“It is difficult to have an IDP status whilst civil society is not properly developed. After the armed conflict of 1990s, IDPs’ integration into the rest of society has been one of the main problems in the country. Non-IDP community believed – it was a group of people – “refugees”, who have come from somewhere. I think, this negative opinion about IDPs is still a problem,” said Anuna Bukia.

Early in 1990s, people from Abkhazia and Tskhinvali region internally displaced as a result of armed conflicts in Georgia. According to the data from December, 2009, estimated number of IDPs from Abkhazia and Tskhinvali region was over 251 000 that made about 6% of the Georgian population. After the Russian-Georgian armed conflict of 2008, their number increased at 26 000.

Representatives of nongovernmental organizations working on IDPs’ issues state that alongside social and economic problems, IDPs have to cope with general negative feelings towards them.

Stigmatization of IDPs and general negative feeling about IDPs can be easily observed in terms and phrases used by the society with regard to this group of people. In Georgia, IDPs are often referred as refugees. This word has acquired quite negative context not to speak its wrong usage (refugee is a person migrated outside the country as a result of the conflict).

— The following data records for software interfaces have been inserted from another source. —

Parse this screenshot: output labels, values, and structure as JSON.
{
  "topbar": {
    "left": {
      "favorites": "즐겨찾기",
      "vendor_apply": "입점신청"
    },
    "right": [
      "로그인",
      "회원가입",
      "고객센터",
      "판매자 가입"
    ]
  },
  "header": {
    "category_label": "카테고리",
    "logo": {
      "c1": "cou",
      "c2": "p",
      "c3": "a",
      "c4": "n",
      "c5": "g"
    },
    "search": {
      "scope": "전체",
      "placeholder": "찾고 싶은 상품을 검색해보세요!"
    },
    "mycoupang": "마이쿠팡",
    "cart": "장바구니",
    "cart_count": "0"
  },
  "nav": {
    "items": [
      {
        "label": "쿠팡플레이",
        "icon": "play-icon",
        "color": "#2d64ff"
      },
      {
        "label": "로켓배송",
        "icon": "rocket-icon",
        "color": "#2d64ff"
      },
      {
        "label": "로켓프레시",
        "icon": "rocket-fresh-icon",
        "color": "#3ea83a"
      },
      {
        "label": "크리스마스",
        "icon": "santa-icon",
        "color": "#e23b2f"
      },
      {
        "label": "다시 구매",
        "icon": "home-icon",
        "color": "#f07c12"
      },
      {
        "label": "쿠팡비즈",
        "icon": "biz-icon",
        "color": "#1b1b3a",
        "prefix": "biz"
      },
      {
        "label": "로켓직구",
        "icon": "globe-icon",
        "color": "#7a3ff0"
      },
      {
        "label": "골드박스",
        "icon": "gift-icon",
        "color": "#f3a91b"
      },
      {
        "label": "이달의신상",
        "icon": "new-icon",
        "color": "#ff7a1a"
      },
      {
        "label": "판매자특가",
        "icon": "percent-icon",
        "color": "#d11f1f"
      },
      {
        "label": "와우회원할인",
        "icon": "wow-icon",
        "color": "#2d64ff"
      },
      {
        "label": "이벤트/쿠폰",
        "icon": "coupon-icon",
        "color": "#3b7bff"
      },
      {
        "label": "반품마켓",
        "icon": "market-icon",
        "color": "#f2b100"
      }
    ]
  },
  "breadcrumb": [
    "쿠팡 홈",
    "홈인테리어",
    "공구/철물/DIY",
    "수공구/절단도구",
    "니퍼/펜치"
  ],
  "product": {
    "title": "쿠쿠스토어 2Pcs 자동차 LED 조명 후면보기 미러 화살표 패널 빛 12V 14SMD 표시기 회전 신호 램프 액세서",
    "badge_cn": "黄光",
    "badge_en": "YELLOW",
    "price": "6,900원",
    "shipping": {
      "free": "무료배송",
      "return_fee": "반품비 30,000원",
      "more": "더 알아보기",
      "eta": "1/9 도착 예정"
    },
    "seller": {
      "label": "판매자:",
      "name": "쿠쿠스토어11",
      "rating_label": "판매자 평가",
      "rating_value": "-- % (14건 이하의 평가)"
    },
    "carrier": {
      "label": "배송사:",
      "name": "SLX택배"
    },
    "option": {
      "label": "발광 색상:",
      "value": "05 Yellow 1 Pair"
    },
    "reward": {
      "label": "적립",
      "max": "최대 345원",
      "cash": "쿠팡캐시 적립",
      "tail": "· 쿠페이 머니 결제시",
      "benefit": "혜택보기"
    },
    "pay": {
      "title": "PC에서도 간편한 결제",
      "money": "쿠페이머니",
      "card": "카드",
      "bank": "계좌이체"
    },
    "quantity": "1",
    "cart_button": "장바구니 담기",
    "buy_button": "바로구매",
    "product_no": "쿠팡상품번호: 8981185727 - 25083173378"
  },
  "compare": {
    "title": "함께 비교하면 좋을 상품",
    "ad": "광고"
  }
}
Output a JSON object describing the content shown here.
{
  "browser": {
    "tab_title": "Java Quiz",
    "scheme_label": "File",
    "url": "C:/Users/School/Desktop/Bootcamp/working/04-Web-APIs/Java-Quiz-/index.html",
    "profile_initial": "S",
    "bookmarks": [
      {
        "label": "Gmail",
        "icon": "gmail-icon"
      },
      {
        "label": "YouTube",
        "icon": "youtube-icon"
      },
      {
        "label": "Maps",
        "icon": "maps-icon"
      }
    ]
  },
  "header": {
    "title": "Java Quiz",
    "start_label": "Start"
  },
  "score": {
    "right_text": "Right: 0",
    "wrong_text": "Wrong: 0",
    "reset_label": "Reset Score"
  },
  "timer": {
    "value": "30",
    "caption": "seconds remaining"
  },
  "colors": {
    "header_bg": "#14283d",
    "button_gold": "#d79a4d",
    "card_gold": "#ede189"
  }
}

Psycho-therapist Sopo Tabagua has worked with IDPs for a long time. She said term “refugee” often degrades an IDP. “This word acquired a context of insulting word. Besides that, I have often heard: “They received cottages and what else do they need?!” the last phrase demonstrates attitude of other citizens towards IDPs. Internally displaced patients have often applied to me for help; they often complained that this status dishonored them because society has negative perception about them. It is very obvious and shallow stigma and it is often exposed in marriages. One of my patients, 19-year-old girls was humiliated by her mother-in-law because she was an IDP: “How could this refugee enter my family,” the mother-in-law was rebuking the girl.”

And why does society have negative perception about IDPs? Sopo Tabagua thinks society believes IDPs, the others, have invaded into their lives and threatened their peaceful life. Psychologist thinks, the main reason of negative feeling of the society towards IDPs is that entire nation has been traumatized. “There is phenomenon of the nation’s traumatization. Georgian society is gravely traumatized society, which has undergone traumas starting from April 9, 1989. When entire nation is traumatized, it is useless to speak that they will treat vulnerable groups, including IDPs, empathetically and tolerantly. Traumatized society is not capable to correctly treat others; there is a problem of negligence too. Society cannot assist IDPs because they cannot afford it because of endured traumas. So, society tries to get rid of them. It is sort of shield for the traumatized society to protect themselves. At first sight, society shall be sorry for IDPs but on the other hand society tries to avoid them fearing they will also share the tragedy and trauma of IDPs.”

After the armed conflict of August, 2008, when a new wave of IDPs appeared in the capital, you could see long queues of Tbilisi residents in compact residence premises; they supplied IDPs with cloths, food and other necessary items. Why did the hosting society have more positive reaction and feelings about IDPs in 2008 than they had after the armed conflicts of 1990s? Psychologists explain this fact and state that social conditions of the population had improved before 2008. In 1990s non-IDP population was more traumatized than after the 2008 war. After the last armed conflict, Georgian state did much more for IDPs than in 1990s – IDPs received shelters and compensations. After the armed conflicts of 1990s, state did not do anything for IDPs. Internally displaced people had to seek shelters in different regions of Georgia, their migration had chaotic character and their self-estimation happened at the expense of socially impoverished hosting society. After the war in 2008, IDPs problems less impacted the hosting society. Consequently, society was more tolerant towards new wave of IDPs.

Several nongovernmental organizations work for the defense of IDPs rights and for their integration into society. In this frame, an event took place in the office of the Human Rights House Tbilisi on December 4-5. With the imitative of the HRHT Media Center, lawyer Rusudan Mchedlishvili of the Article 42 of the Constitution trained journalists working on IDP issues in legal regulations of IDPs’ problems and implementation of the relevant law in practice. In the second part of the training, Psycho-Therapist of Psycho-Social Rehabilitation Center for Torture Victims and head of Union Sapari Sopo Tabagua spoke with them about stigma and discrimination of IDPs. Next day of the workshop, Media Center organized a study trip to IDP settlements for the participant journalists in order to assist them to use theoretical knowledge received on the previous day in practice.

NGO representatives said their work for the reintegration of IDPs into society is not enough and cannot change general situation. Government’s involvement in the process is significant. What projects were implemented for the reintegration of IDPs by the Ministry of Refugees and what does the new administration of the ministry plan in this direction? We sent these questions to the Ministry of IDPs from Occupied Territories, Accommodation and Refugees but they have not replied to us yet.

Salome Achba